Peace, Part II
I don't know what you call
the opposite of a land mine
but I found another today.
I was cleaning
and I found a dusty jar of kohlrabi pickles
sealed in the summer just before the war.
I've kept these pickles a long time—
there were days
I wouldn't look at them.
They're still good.
I made a lot of pickles that summer
and I ate some the other day
and they're still good. This morning,
holding the jar like an orphan baby,
I wiped it clean with a damp cloth
and set it down,
men seek the artifacts of finality—
walls, bombs, answers,
secret alchemical formulas.
So they miss the greatest prize
buried here in this field
where I'm living now,
the Lover's Stone
by stillness transmuting rigid anger
into heartbreak, heartbreak
into compassion, compassion
into blossoming joy and peace and good work.
Where the delight comes from
—striking me down again
like whatever you call
the opposite of lightning—
I couldn't say.
The hours spent on this struggling farm
in an outlet mall parking lot
used to fill me with dread and an incisive awareness
of everything wrong with the world—
condoms left on the pavement
when a pickup and a minivan part ways,
haunting patriotic music
echoing off vacant Reaganomics architecture,
the mortal trade-offs everyone seems to make
between success and happiness.
The growing season is past.
Melody, now gone,
told me collard greens mellow
after three hard frosts.
I've lost count of my frosts now.
The leftover kale is more beautiful and more purple
than ever. The carrots grow sweeter
and I must be getting sweeter, too:
One of the selfish cats
I've been feeding for months
walked right past her breakfast
and meowed at me till I petted her.
I found some turnips out of place,
overlooked, perfectly good,
so I harvested them,
washed them like orphan babes,
and gave them to a woman
who makes me coffee and smiles at me.
Until now, I never stuck around
after the frost—never saw the field
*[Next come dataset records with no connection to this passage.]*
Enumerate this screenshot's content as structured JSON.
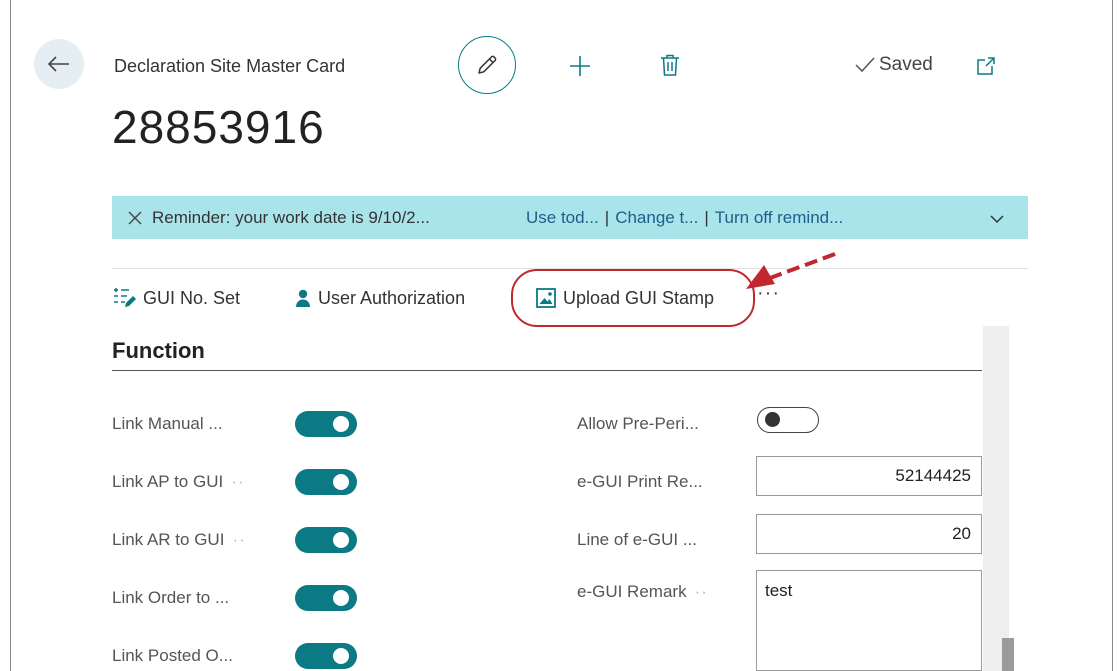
{
  "header": {
    "caption": "Declaration Site Master Card",
    "record_no": "28853916",
    "saved_label": "Saved"
  },
  "banner": {
    "message": "Reminder: your work date is 9/10/2...",
    "link_use_today": "Use tod...",
    "link_change": "Change t...",
    "link_turn_off": "Turn off remind..."
  },
  "actions": {
    "gui_no_set": "GUI No. Set",
    "user_authorization": "User Authorization",
    "upload_gui_stamp": "Upload GUI Stamp",
    "more": "···"
  },
  "section": {
    "title": "Function"
  },
  "fields_left": [
    {
      "label": "Link Manual ...",
      "value": true
    },
    {
      "label": "Link AP to GUI",
      "value": true
    },
    {
      "label": "Link AR to GUI",
      "value": true
    },
    {
      "label": "Link Order to ...",
      "value": true
    },
    {
      "label": "Link Posted O...",
      "value": true
    }
  ],
  "fields_right": {
    "allow_pre_period": {
      "label": "Allow Pre-Peri...",
      "value": false
    },
    "egui_print_report": {
      "label": "e-GUI Print Re...",
      "value": "52144425"
    },
    "line_of_egui": {
      "label": "Line of e-GUI ...",
      "value": "20"
    },
    "egui_remark": {
      "label": "e-GUI Remark",
      "value": "test"
    }
  },
  "colors": {
    "accent": "#0b7a84",
    "banner_bg": "#a9e4ea",
    "annotation": "#c0282e"
  },
  "icons": [
    "back-arrow-icon",
    "pencil-icon",
    "plus-icon",
    "trash-icon",
    "checkmark-icon",
    "open-in-new-window-icon",
    "close-icon",
    "chevron-down-icon",
    "number-series-icon",
    "user-icon",
    "image-icon"
  ]
}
through the eyes of a man without a plan or a project
or even a crop. The cold wind
sweeps freely over the field
and everything left in the ground
is my feast to uncover.
Forty days and forty nights
to greet the undead
and accept communion—
not stale little wafers
but heaping mounded loaves torn by hand,
deep gulps of red wine from a wooden cup.
This ghost or angel or vision,
whatever you call her,
she comes back,
to entice you into tasting
your own life. She looks like herself
as she never quite did,
mournful, slow-moving, smiling restfully,
and she wears the scars of her humanity without shame,
and today she holds aloft today's daily bread.
Strange to eat the food of the departed,
but the yeasty aroma reminds you
of your still-living body
and its hunger
and the day's work.